The domain, which is surrounded by fifteen hectares of vines, must undergo two major transformations to join the grands cru category: the renovation and extension of the main house into a château, and the thorough restructuring of the wine cellar. A close study of the site led to the integration of a preponderance of natural elements. The governing principle is slowness; there are no clear breaks. The body of the building maintains a sense of prestige through the construction of a second tower with a slate roof which is symmetrical with the western wing. The horseshoe stairwell, which previously lay off-axis, has now regained its central stature, finally marking a symmetry that was planned but never brought about.
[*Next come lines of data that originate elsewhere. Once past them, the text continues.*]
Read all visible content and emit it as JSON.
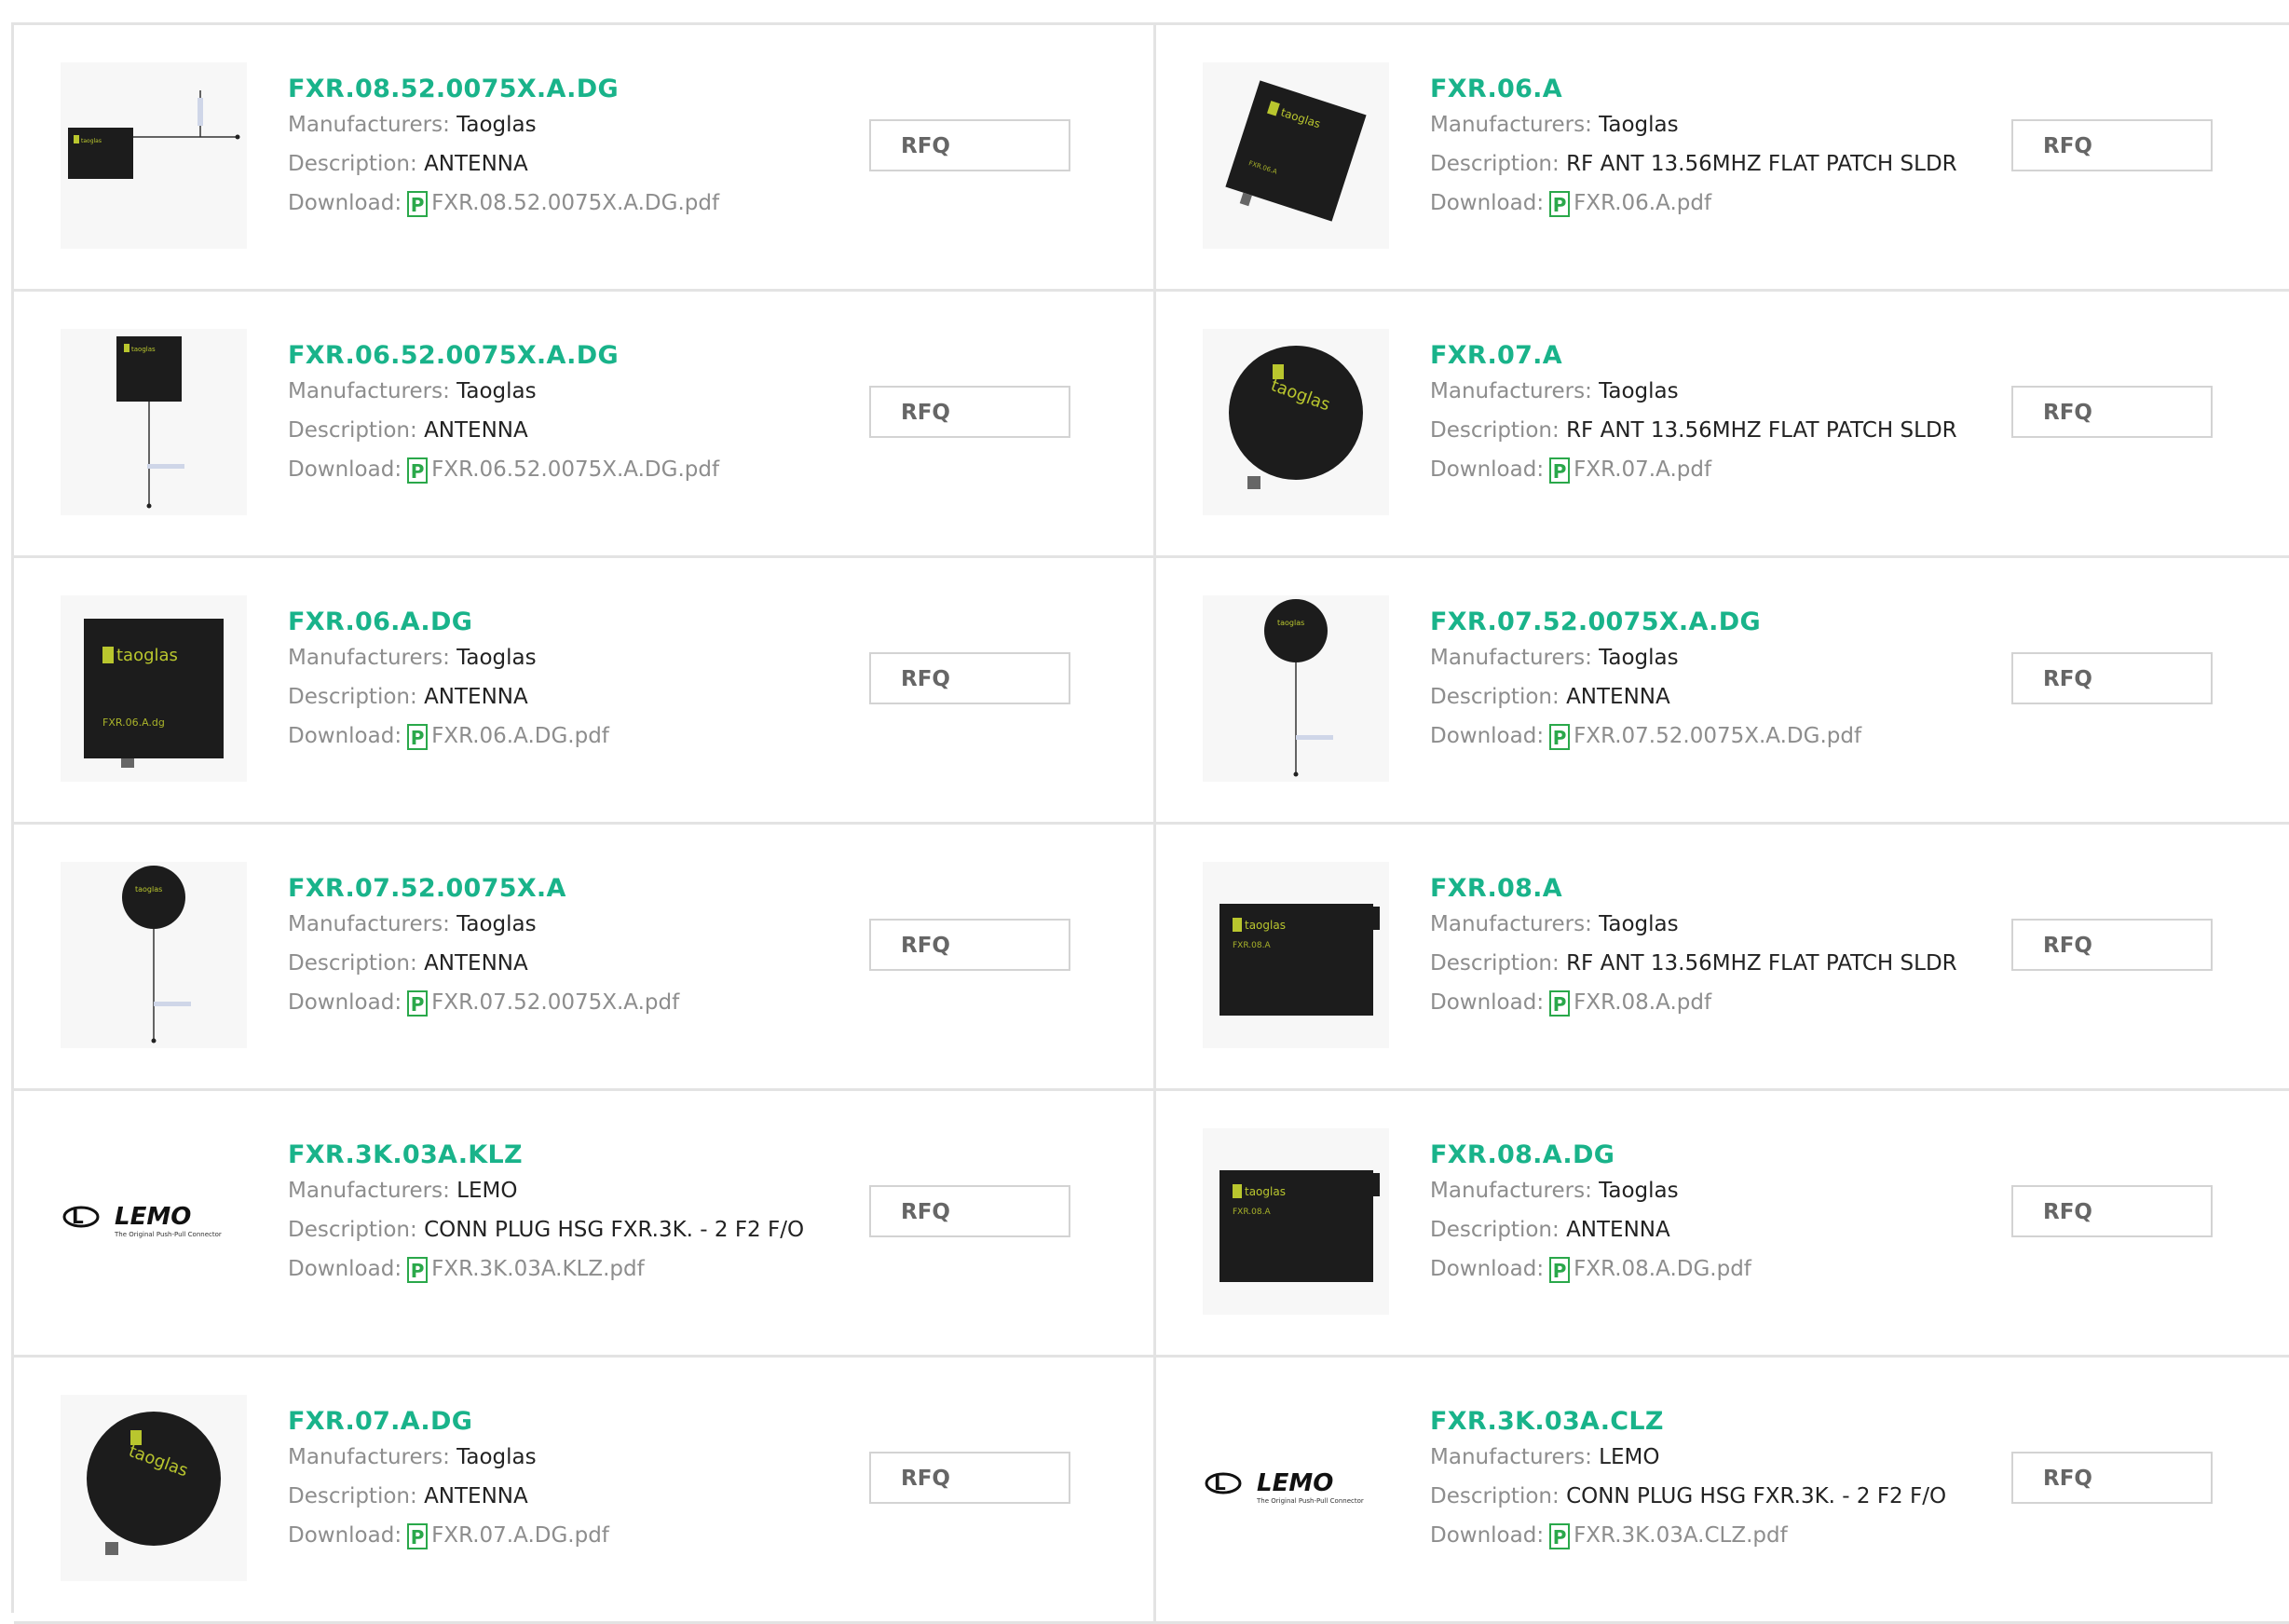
{
  "labels": {
    "manufacturers": "Manufacturers:",
    "description": "Description:",
    "download": "Download:",
    "rfq": "RFQ",
    "pdf_glyph": "P"
  },
  "products": [
    {
      "part": "FXR.08.52.0075X.A.DG",
      "manufacturer": "Taoglas",
      "description": "ANTENNA",
      "file": "FXR.08.52.0075X.A.DG.pdf",
      "image": "rect-antenna-tcable",
      "image_text": "taoglas"
    },
    {
      "part": "FXR.06.A",
      "manufacturer": "Taoglas",
      "description": "RF ANT 13.56MHZ FLAT PATCH SLDR",
      "file": "FXR.06.A.pdf",
      "image": "square-antenna-rotated",
      "image_text": "taoglas"
    },
    {
      "part": "FXR.06.52.0075X.A.DG",
      "manufacturer": "Taoglas",
      "description": "ANTENNA",
      "file": "FXR.06.52.0075X.A.DG.pdf",
      "image": "square-antenna-cable",
      "image_text": "taoglas"
    },
    {
      "part": "FXR.07.A",
      "manufacturer": "Taoglas",
      "description": "RF ANT 13.56MHZ FLAT PATCH SLDR",
      "file": "FXR.07.A.pdf",
      "image": "round-antenna",
      "image_text": "taoglas"
    },
    {
      "part": "FXR.06.A.DG",
      "manufacturer": "Taoglas",
      "description": "ANTENNA",
      "file": "FXR.06.A.DG.pdf",
      "image": "square-antenna",
      "image_text": "taoglas"
    },
    {
      "part": "FXR.07.52.0075X.A.DG",
      "manufacturer": "Taoglas",
      "description": "ANTENNA",
      "file": "FXR.07.52.0075X.A.DG.pdf",
      "image": "round-antenna-cable",
      "image_text": "taoglas"
    },
    {
      "part": "FXR.07.52.0075X.A",
      "manufacturer": "Taoglas",
      "description": "ANTENNA",
      "file": "FXR.07.52.0075X.A.pdf",
      "image": "round-antenna-cable",
      "image_text": "taoglas"
    },
    {
      "part": "FXR.08.A",
      "manufacturer": "Taoglas",
      "description": "RF ANT 13.56MHZ FLAT PATCH SLDR",
      "file": "FXR.08.A.pdf",
      "image": "rect-antenna",
      "image_text": "taoglas"
    },
    {
      "part": "FXR.3K.03A.KLZ",
      "manufacturer": "LEMO",
      "description": "CONN PLUG HSG FXR.3K. - 2 F2 F/O",
      "file": "FXR.3K.03A.KLZ.pdf",
      "image": "lemo-logo",
      "image_text": "LEMO",
      "image_subtext": "The Original Push-Pull Connector"
    },
    {
      "part": "FXR.08.A.DG",
      "manufacturer": "Taoglas",
      "description": "ANTENNA",
      "file": "FXR.08.A.DG.pdf",
      "image": "rect-antenna",
      "image_text": "taoglas"
    },
    {
      "part": "FXR.07.A.DG",
      "manufacturer": "Taoglas",
      "description": "ANTENNA",
      "file": "FXR.07.A.DG.pdf",
      "image": "round-antenna",
      "image_text": "taoglas"
    },
    {
      "part": "FXR.3K.03A.CLZ",
      "manufacturer": "LEMO",
      "description": "CONN PLUG HSG FXR.3K. - 2 F2 F/O",
      "file": "FXR.3K.03A.CLZ.pdf",
      "image": "lemo-logo",
      "image_text": "LEMO",
      "image_subtext": "The Original Push-Pull Connector"
    }
  ],
  "colors": {
    "title": "#19b38a",
    "label": "#8d8d8d",
    "value": "#222222",
    "pdf_icon": "#2aa84a",
    "border": "#e3e3e3"
  }
}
Everything was restored to its former state, without engaging in any pastiche. The new extension of the fermenting room is hybrid, a form both contemporary and traditional, plastered with cast earth, the roof appearing to rest atop the structure like an immense suspended beam.
The 15-hectare domain is named for Jean Voysin, town councillor of Saint-Émilion who bought this land in 1583.
Designed as a vast open space, the new fermenting room holds 10 stainless steel tanks atop which rests a shared technical platform in stainless steel that is in turn topped by a motorised hoist used for a gravity-fed vinification.